We all come across instances of poor manners; those who live in cities must suffer this most, whilst those in towns encounter more inconsiderate behaviour than those who live in rural areas. I believe it's density of population, sheer numbers, that is responsible for the fall in good manners. The larger the local population, the more difficult it is to feel part of a community and therefore to feel that sense of mutual obligation that makes for a more considerate mode of living.
We live cheek by jowl in cities and towns yet know few of those we pass in the street; possibly even being ignorant of the names of those who live next door or across the road. In villages and rural areas this sort of alienation is rare because all residents know each other and only unknown people are classified and treated as strangers. The fact that individuals are generally known tends to make for better behaviour, and rudeness, ignorance and antisocial habits are less frequent. The incidence of juvenile crime in such areas is lower because the children know that their parents will invariably get to hear about any wrong-doing.
But general good manners have been in decline for decades, more or less regardless of location. I can recall always stepping to the side to allow an older pedestrian to pass me in the street, always holding open a shop door to permit the entrance of those following me, regardless of gender or age, and many other small acts of good manners. And I was brought up first in a city and later in a town. But I note that bad manners appear to have nothing to do with either age or gender; people of all generations and both sexes seem equally incapable of applying the lubrication that allows life to run more smoothly.
I recall travelling on the Tube in London some years ago. A young pregnant woman entered the crowded compartment.

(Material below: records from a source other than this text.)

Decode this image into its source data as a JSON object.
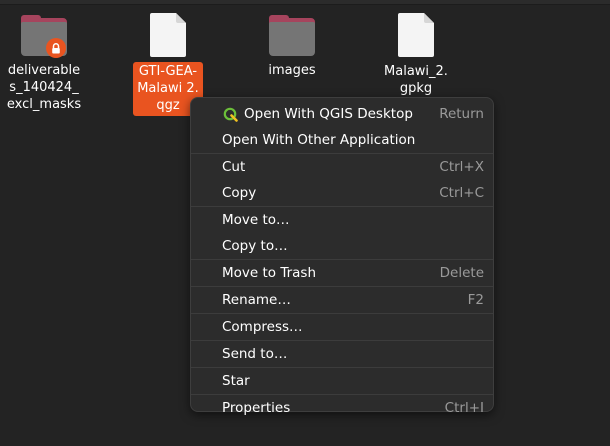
{
  "files": [
    {
      "label": "deliverable\ns_140424_\nexcl_masks",
      "icon": "folder-locked-icon"
    },
    {
      "label": "GTI-GEA-\nMalawi 2.\nqgz",
      "icon": "document-icon",
      "selected": true
    },
    {
      "label": "images",
      "icon": "folder-icon"
    },
    {
      "label": "Malawi_2.\ngpkg",
      "icon": "document-icon"
    }
  ],
  "context_menu": {
    "items": [
      {
        "label": "Open With QGIS Desktop",
        "shortcut": "Return",
        "icon": "qgis-icon"
      },
      {
        "label": "Open With Other Application",
        "shortcut": ""
      },
      {
        "label": "Cut",
        "shortcut": "Ctrl+X"
      },
      {
        "label": "Copy",
        "shortcut": "Ctrl+C"
      },
      {
        "label": "Move to…",
        "shortcut": ""
      },
      {
        "label": "Copy to…",
        "shortcut": ""
      },
      {
        "label": "Move to Trash",
        "shortcut": "Delete"
      },
      {
        "label": "Rename…",
        "shortcut": "F2"
      },
      {
        "label": "Compress…",
        "shortcut": ""
      },
      {
        "label": "Send to…",
        "shortcut": ""
      },
      {
        "label": "Star",
        "shortcut": ""
      },
      {
        "label": "Properties",
        "shortcut": "Ctrl+I"
      }
    ]
  },
  "colors": {
    "selection": "#e95420",
    "folder_body": "#757575",
    "folder_tab": "#a6445d",
    "menu_bg": "#2c2c2c",
    "shortcut_text": "#9a9a9a"
  }
}
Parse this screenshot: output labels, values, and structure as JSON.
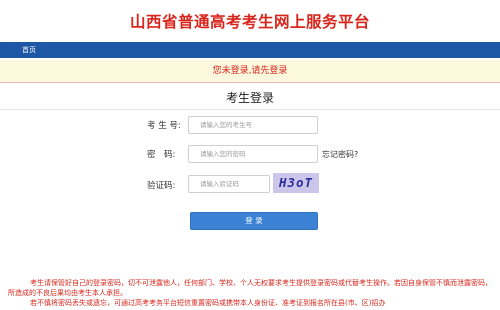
{
  "header": {
    "site_title": "山西省普通高考考生网上服务平台"
  },
  "nav": {
    "home_label": "首页"
  },
  "notice": {
    "text": "您未登录,请先登录"
  },
  "form": {
    "title": "考生登录",
    "candidate_number": {
      "label": "考 生 号:",
      "placeholder": "请输入您的考生号"
    },
    "password": {
      "label": "密　码:",
      "placeholder": "请输入您的密码",
      "forgot_label": "忘记密码?"
    },
    "captcha": {
      "label": "验证码:",
      "placeholder": "请输入验证码",
      "code": "H3oT"
    },
    "submit_label": "登 录"
  },
  "footer": {
    "note_line1": "考生请保管好自己的登录密码，切不可泄露他人，任何部门、学校、个人无权要求考生提供登录密码或代替考生操作。若因自身保管不慎而泄露密码，所造成的不良后果均由考生本人承担。",
    "note_line2": "若不慎将密码丢失或遗忘，可通过高考考务平台短信重置密码或携带本人身份证、准考证到报名所在县(市、区)招办"
  },
  "colors": {
    "title_red": "#d9261c",
    "nav_blue": "#1d57a6",
    "notice_bg": "#fcf8de",
    "button_blue": "#3b82d4",
    "captcha_bg": "#ccc6ea"
  }
}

Without a thought, I rose and offered her my seat; it was a simple natural action. She sneered at me and said something like, 'I can f**king stand as well as you, you condescending twat.' I put down her behaviour as an isolated case of extreme feminism and continue to offer my seat to the frail, disabled or elderly. A more timid man might have never dared make such an offer again.
Driving, I frequently come across situations where one party is required to give way to another and never fail to be surprised by how few acknowledge the action, simply driving through as though they owned the road.
I cannot be alone in decrying such behaviour. Let me know whether you agree or not and let me know why you feel it is important or trivial, please. Tell me about the sort of rudeness that really makes you angry, disappointed or frustrated. I'm interested in how others feel about this topic.